Former infantry officer and military historian Mark Corby begs to differ with the result of the poll published in last month’s Military Times.
Was Alexander of Macedon the greatest commander of all time? His uncle, Alexander of Epirus, certainly did not think so. When, during his campaign in Italy, news of Alexander’s victories in Persia were brought to him, he remarked contemptuously, ‘Tell Alexander, whilst he fights women, I fight men!’. Shortly afterwards, in 331 BC, as if to reiterate the point, Alexander of Epirus was cut down and killed at Pandosia in Lucania.
Three of the young Alexander’s four great victories were achieved against the Persians, a nation that today would be described as a ‘paper tiger’. Since Marathon in490 BC, it had been obvious to the Greek world that whereas the Persians possessed a passable cavalry arm, their infantry was worse than useless and had no stomach for close-quarter battle. This point was well illustrated by the Greek historian and soldier Xenophon in his account of how 10,000 Greek mercenaries penetrated to the very heart of the Persian Empire and then successfully withdrew in the years 401-399 BC. Persia’s only strength was that it was rich and could hire Greek mercenary infantry when required.
Besides inheriting the finest army in the world from his homicidal father Philip II, Alexander also ‘inherited’ Philip’s outstanding Chief-of-Staff, the 64-year-old Parmenion. In Arrian’s eulogistic account of the life of Alexander, Parmenion is caricatured as cautious and indecisive, in contrast to the testosterone-fuelled aggression of Alexander.

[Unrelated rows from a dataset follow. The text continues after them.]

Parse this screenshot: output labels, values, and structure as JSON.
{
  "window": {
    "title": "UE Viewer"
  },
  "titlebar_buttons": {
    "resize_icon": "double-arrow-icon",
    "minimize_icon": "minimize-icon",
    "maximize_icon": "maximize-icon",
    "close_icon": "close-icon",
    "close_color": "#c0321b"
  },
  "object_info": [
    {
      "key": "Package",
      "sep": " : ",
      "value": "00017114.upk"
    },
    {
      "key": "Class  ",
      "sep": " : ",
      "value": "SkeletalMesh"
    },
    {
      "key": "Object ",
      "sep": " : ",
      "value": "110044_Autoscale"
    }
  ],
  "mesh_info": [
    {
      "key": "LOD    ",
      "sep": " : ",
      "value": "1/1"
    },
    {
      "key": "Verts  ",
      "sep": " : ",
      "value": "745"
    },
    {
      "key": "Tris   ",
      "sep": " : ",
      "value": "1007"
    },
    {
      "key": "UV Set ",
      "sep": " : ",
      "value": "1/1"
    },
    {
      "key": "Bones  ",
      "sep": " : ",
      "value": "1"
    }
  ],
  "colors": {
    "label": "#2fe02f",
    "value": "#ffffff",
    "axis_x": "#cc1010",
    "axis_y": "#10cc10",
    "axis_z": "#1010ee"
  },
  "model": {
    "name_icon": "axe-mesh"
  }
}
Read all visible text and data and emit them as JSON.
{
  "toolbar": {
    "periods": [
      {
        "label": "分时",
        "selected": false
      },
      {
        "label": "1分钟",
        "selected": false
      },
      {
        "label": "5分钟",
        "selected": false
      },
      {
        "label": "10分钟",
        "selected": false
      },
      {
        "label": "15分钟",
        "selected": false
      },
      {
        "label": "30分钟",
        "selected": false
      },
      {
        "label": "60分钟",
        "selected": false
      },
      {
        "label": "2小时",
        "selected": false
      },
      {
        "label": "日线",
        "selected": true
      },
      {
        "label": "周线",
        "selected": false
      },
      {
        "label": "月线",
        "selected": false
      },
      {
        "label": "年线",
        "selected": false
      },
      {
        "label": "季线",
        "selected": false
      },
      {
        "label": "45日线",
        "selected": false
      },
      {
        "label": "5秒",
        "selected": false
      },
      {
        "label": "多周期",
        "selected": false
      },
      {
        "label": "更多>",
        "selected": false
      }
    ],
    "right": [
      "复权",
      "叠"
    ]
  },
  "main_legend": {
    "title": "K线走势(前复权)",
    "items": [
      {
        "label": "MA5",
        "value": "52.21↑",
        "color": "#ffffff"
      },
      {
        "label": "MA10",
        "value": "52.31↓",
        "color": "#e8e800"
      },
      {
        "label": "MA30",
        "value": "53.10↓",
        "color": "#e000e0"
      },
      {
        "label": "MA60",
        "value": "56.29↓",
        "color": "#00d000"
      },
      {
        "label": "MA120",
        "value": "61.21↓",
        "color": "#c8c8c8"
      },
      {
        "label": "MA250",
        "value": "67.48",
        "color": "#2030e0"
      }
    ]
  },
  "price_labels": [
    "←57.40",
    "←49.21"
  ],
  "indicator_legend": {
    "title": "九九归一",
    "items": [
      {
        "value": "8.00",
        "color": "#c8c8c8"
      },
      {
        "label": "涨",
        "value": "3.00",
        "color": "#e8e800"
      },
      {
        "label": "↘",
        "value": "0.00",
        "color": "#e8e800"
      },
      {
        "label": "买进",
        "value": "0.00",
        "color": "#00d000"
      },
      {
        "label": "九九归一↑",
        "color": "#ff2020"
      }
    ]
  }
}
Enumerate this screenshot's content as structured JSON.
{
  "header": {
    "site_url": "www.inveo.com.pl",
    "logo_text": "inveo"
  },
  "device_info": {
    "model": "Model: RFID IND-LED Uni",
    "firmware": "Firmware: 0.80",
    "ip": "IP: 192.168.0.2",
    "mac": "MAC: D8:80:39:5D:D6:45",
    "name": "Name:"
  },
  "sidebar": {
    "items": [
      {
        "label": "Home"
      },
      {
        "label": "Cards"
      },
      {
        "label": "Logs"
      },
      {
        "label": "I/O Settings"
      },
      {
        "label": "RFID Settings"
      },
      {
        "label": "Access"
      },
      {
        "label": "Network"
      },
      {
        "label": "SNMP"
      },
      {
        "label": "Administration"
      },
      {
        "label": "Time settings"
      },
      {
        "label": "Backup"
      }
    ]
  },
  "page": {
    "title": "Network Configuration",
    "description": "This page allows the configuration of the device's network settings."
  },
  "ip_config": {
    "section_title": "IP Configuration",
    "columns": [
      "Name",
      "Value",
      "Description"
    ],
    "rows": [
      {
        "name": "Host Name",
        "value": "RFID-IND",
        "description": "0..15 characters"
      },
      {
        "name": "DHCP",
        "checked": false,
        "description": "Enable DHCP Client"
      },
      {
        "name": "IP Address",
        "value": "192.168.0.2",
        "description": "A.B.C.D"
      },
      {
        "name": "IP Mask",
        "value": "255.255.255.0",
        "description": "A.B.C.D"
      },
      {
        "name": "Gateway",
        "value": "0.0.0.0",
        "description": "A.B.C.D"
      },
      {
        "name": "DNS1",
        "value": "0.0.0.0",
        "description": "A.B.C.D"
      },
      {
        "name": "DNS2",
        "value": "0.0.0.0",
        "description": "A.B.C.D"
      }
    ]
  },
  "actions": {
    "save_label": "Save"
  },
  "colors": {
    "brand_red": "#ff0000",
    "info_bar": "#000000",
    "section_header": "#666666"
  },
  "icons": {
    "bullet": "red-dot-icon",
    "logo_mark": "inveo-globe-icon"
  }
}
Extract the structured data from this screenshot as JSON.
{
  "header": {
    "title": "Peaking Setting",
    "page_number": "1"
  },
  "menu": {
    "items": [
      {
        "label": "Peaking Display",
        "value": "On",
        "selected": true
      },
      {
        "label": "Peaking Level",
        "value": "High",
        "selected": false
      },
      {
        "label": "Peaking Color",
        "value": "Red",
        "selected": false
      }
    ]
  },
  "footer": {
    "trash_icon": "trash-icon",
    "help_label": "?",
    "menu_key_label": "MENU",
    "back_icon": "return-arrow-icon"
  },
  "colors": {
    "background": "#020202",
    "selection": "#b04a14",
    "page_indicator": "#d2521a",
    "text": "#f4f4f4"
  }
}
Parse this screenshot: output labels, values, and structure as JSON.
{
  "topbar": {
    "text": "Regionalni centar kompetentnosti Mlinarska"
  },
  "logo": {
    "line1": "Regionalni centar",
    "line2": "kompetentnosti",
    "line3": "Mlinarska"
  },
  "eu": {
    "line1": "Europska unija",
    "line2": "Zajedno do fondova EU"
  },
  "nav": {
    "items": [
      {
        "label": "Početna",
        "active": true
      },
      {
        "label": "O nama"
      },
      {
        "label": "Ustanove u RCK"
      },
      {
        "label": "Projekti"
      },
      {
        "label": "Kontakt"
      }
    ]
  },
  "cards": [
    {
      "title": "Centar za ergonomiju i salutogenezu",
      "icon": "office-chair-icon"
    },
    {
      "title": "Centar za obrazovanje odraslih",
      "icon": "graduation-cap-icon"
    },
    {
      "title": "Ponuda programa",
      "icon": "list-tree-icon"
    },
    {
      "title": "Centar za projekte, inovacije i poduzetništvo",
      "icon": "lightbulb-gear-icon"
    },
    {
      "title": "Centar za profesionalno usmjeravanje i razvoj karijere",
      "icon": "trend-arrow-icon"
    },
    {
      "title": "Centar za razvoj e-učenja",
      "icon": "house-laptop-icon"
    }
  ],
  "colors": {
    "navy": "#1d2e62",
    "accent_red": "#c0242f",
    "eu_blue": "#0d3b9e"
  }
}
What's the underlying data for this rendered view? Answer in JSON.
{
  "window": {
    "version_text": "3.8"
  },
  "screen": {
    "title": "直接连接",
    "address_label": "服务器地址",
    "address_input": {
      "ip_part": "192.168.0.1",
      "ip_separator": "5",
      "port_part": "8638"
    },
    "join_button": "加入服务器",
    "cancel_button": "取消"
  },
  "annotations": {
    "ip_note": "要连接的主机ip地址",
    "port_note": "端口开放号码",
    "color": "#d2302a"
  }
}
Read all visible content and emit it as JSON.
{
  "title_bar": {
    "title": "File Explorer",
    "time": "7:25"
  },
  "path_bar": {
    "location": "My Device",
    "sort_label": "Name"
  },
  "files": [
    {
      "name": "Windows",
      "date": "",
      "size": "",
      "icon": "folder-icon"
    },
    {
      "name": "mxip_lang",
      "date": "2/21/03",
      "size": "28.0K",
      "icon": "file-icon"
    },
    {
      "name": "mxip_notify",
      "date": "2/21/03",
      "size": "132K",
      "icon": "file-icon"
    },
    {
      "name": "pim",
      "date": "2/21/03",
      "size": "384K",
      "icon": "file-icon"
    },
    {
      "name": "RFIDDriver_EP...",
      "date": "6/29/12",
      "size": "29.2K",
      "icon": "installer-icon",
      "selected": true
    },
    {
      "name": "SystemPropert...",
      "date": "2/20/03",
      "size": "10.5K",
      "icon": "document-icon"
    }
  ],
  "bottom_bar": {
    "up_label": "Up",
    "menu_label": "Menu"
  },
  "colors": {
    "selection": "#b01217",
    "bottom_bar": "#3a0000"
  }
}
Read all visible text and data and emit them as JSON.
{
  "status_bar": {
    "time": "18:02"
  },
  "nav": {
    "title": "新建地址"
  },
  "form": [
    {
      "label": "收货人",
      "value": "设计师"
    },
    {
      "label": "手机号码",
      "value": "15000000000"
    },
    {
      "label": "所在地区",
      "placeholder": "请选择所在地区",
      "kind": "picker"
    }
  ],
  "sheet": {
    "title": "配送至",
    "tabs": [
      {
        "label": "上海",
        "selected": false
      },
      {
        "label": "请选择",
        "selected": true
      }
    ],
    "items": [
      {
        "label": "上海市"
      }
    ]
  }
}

In fact, Alexander seems to have behaved exactly as one would have expected a young cavalry commander, tinged with homo-erotic impulses, to have behaved. Forever pursuing danger, heedless of risk, yet never in full command and control of the battle. Meanwhile, Parmenion, commanding the infantry phalanx was the true general. It is also hardly creditable that Alexander gave much thought to the enormous logistical problems his army faced. Again, it is more that probable that Parmenion’s wealth of experience was the driving force in dealing with such mundane but vital matters.
A resumé of the relevant battles illustrates these points. At the Granicus, Alexander faced a Persian army augmented by a strong Greek mercenary force. He spent the entire battle commanding the cavalry fighting and subsequent pursuit, a task he should have delegated to a subordinate. Commanders are expected to command,not indulge themselves in gratuitous bloodletting. Parmenion was the true commander, executing the opposed river crossing and destroying the Greek mercenary infantry phalanx.
At Issus, the scene was almost identical. Alexander hurtled off the battlefield to pursue the ‘Great King’ (Darius III), whilst Parmenion led the infantry attack against the last of the Greek mercenaries and ended up in control of the ground, awaiting the return of his adolescent king. At this stage, Persia had no further forces and a thrust to her heartland should have finished her off. However, she was now given a respite of nearly two years, during which Alexander indulged himself in mopping up operations and a sightseeing tour of Egypt. No doubt the real motive for this delay was to allow Darius time to gather yet another army for the climactic battle, Gaugamela.
The Persian duly obliged, producing an enormous polyglot horde, rather than any credible force – a situation echoed, more than two millennia later in 1940, by the Italian Army in North Africa. He had no reliable infantry whatsoever; his fighting force consisting of miscellaneous cavalry and chariots. Perhaps understandably on this occasion, Alexander again indulged himself as the cavalry commander, whilst Parmenion took and held the ground. Yet again, the Great King, whose motto appears to have been ‘run away’, escaped, only to be assassinated by a disgruntled officer, thus bringing to an end one the most feeble defences in history.
Alexander was certainly an heroic figure, and an outstanding cavalry commander. However, his youth, coupled with a predisposition to show off, make it unlikely he had the either the temperament or the dedication to be a great commander. For this myth we can thank the sycophantic words of Arrian – written over 400 years later.
Mark Corby is a former Officer in the Welsh Guards and the presenter of a number of TV documentaries on warfare in the ancient world. He occasionally lectures on Classical warfare at University College London, and is the author of numerous papers on the subject.